**Problem to solve:** Return every record verbatim.

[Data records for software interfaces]

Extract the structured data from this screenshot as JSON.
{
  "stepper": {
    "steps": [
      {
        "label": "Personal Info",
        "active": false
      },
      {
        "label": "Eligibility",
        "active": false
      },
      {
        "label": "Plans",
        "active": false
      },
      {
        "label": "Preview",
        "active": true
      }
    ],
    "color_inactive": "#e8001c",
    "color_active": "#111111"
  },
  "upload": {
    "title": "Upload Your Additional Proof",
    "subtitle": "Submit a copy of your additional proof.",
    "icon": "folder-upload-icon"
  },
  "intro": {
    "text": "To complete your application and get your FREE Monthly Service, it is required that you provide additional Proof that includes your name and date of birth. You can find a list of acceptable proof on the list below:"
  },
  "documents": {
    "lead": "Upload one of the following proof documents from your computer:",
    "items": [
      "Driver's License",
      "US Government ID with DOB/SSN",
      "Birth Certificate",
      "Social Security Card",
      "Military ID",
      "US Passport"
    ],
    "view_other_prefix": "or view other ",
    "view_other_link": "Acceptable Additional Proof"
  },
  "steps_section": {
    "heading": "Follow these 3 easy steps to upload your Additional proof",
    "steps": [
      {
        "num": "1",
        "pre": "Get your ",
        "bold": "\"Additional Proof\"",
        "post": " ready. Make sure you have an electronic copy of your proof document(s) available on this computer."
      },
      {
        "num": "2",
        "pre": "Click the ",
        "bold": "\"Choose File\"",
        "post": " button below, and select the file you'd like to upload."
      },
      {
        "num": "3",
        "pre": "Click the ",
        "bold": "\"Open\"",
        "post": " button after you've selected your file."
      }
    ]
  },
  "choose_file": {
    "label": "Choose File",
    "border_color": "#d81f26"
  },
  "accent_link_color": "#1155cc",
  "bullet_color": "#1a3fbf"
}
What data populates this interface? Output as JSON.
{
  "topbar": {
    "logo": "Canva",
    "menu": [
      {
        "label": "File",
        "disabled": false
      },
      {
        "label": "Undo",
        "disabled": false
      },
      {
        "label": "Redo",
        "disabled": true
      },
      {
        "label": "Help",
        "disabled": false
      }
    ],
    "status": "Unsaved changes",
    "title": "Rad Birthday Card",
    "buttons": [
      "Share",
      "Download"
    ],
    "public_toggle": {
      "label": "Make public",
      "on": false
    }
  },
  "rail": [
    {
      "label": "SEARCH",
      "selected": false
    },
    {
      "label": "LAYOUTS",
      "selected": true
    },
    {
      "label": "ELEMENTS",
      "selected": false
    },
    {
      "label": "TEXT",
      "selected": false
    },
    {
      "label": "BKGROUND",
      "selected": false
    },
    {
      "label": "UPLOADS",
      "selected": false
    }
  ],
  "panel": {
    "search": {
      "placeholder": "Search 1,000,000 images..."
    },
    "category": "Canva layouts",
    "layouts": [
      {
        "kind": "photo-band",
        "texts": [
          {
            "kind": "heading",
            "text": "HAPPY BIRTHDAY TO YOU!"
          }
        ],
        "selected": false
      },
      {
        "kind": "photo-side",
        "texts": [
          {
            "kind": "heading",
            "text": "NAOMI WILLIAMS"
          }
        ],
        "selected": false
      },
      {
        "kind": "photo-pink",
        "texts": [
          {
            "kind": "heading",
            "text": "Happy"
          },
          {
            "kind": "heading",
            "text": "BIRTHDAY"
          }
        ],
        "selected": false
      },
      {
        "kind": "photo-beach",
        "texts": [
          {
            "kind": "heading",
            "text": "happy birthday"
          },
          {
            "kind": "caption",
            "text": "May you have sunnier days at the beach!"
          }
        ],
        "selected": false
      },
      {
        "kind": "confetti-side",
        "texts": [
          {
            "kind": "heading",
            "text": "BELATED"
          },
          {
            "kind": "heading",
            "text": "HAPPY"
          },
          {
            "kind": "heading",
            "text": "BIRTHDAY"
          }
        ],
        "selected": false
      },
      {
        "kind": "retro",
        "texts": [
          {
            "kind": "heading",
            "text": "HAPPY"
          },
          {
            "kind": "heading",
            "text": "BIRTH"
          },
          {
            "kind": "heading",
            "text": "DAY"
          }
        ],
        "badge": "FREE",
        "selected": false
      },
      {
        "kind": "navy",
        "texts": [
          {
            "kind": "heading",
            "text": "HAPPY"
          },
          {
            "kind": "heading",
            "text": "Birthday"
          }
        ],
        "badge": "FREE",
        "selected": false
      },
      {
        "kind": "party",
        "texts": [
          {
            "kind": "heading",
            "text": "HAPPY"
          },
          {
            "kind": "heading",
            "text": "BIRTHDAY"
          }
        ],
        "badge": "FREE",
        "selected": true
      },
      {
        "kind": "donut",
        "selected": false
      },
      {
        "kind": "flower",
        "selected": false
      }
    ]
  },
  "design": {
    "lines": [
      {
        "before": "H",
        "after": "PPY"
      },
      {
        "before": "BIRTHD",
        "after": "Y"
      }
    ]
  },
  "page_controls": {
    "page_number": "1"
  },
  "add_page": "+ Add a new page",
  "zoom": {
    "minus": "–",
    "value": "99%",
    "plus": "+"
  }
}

**Problem solution:**
Extract the structured data from this screenshot as JSON.
{
  "stepper": {
    "steps": [
      {
        "label": "Personal Info",
        "active": false
      },
      {
        "label": "Eligibility",
        "active": false
      },
      {
        "label": "Plans",
        "active": false
      },
      {
        "label": "Preview",
        "active": true
      }
    ],
    "color_inactive": "#e8001c",
    "color_active": "#111111"
  },
  "upload": {
    "title": "Upload Your Additional Proof",
    "subtitle": "Submit a copy of your additional proof.",
    "icon": "folder-upload-icon"
  },
  "intro": {
    "text": "To complete your application and get your FREE Monthly Service, it is required that you provide additional Proof that includes your name and date of birth. You can find a list of acceptable proof on the list below:"
  },
  "documents": {
    "lead": "Upload one of the following proof documents from your computer:",
    "items": [
      "Driver's License",
      "US Government ID with DOB/SSN",
      "Birth Certificate",
      "Social Security Card",
      "Military ID",
      "US Passport"
    ],
    "view_other_prefix": "or view other ",
    "view_other_link": "Acceptable Additional Proof"
  },
  "steps_section": {
    "heading": "Follow these 3 easy steps to upload your Additional proof",
    "steps": [
      {
        "num": "1",
        "pre": "Get your ",
        "bold": "\"Additional Proof\"",
        "post": " ready. Make sure you have an electronic copy of your proof document(s) available on this computer."
      },
      {
        "num": "2",
        "pre": "Click the ",
        "bold": "\"Choose File\"",
        "post": " button below, and select the file you'd like to upload."
      },
      {
        "num": "3",
        "pre": "Click the ",
        "bold": "\"Open\"",
        "post": " button after you've selected your file."
      }
    ]
  },
  "choose_file": {
    "label": "Choose File",
    "border_color": "#d81f26"
  },
  "accent_link_color": "#1155cc",
  "bullet_color": "#1a3fbf"
}
What data populates this interface? Output as JSON.
{
  "topbar": {
    "logo": "Canva",
    "menu": [
      {
        "label": "File",
        "disabled": false
      },
      {
        "label": "Undo",
        "disabled": false
      },
      {
        "label": "Redo",
        "disabled": true
      },
      {
        "label": "Help",
        "disabled": false
      }
    ],
    "status": "Unsaved changes",
    "title": "Rad Birthday Card",
    "buttons": [
      "Share",
      "Download"
    ],
    "public_toggle": {
      "label": "Make public",
      "on": false
    }
  },
  "rail": [
    {
      "label": "SEARCH",
      "selected": false
    },
    {
      "label": "LAYOUTS",
      "selected": true
    },
    {
      "label": "ELEMENTS",
      "selected": false
    },
    {
      "label": "TEXT",
      "selected": false
    },
    {
      "label": "BKGROUND",
      "selected": false
    },
    {
      "label": "UPLOADS",
      "selected": false
    }
  ],
  "panel": {
    "search": {
      "placeholder": "Search 1,000,000 images..."
    },
    "category": "Canva layouts",
    "layouts": [
      {
        "kind": "photo-band",
        "texts": [
          {
            "kind": "heading",
            "text": "HAPPY BIRTHDAY TO YOU!"
          }
        ],
        "selected": false
      },
      {
        "kind": "photo-side",
        "texts": [
          {
            "kind": "heading",
            "text": "NAOMI WILLIAMS"
          }
        ],
        "selected": false
      },
      {
        "kind": "photo-pink",
        "texts": [
          {
            "kind": "heading",
            "text": "Happy"
          },
          {
            "kind": "heading",
            "text": "BIRTHDAY"
          }
        ],
        "selected": false
      },
      {
        "kind": "photo-beach",
        "texts": [
          {
            "kind": "heading",
            "text": "happy birthday"
          },
          {
            "kind": "caption",
            "text": "May you have sunnier days at the beach!"
          }
        ],
        "selected": false
      },
      {
        "kind": "confetti-side",
        "texts": [
          {
            "kind": "heading",
            "text": "BELATED"
          },
          {
            "kind": "heading",
            "text": "HAPPY"
          },
          {
            "kind": "heading",
            "text": "BIRTHDAY"
          }
        ],
        "selected": false
      },
      {
        "kind": "retro",
        "texts": [
          {
            "kind": "heading",
            "text": "HAPPY"
          },
          {
            "kind": "heading",
            "text": "BIRTH"
          },
          {
            "kind": "heading",
            "text": "DAY"
          }
        ],
        "badge": "FREE",
        "selected": false
      },
      {
        "kind": "navy",
        "texts": [
          {
            "kind": "heading",
            "text": "HAPPY"
          },
          {
            "kind": "heading",
            "text": "Birthday"
          }
        ],
        "badge": "FREE",
        "selected": false
      },
      {
        "kind": "party",
        "texts": [
          {
            "kind": "heading",
            "text": "HAPPY"
          },
          {
            "kind": "heading",
            "text": "BIRTHDAY"
          }
        ],
        "badge": "FREE",
        "selected": true
      },
      {
        "kind": "donut",
        "selected": false
      },
      {
        "kind": "flower",
        "selected": false
      }
    ]
  },
  "design": {
    "lines": [
      {
        "before": "H",
        "after": "PPY"
      },
      {
        "before": "BIRTHD",
        "after": "Y"
      }
    ]
  },
  "page_controls": {
    "page_number": "1"
  },
  "add_page": "+ Add a new page",
  "zoom": {
    "minus": "–",
    "value": "99%",
    "plus": "+"
  }
}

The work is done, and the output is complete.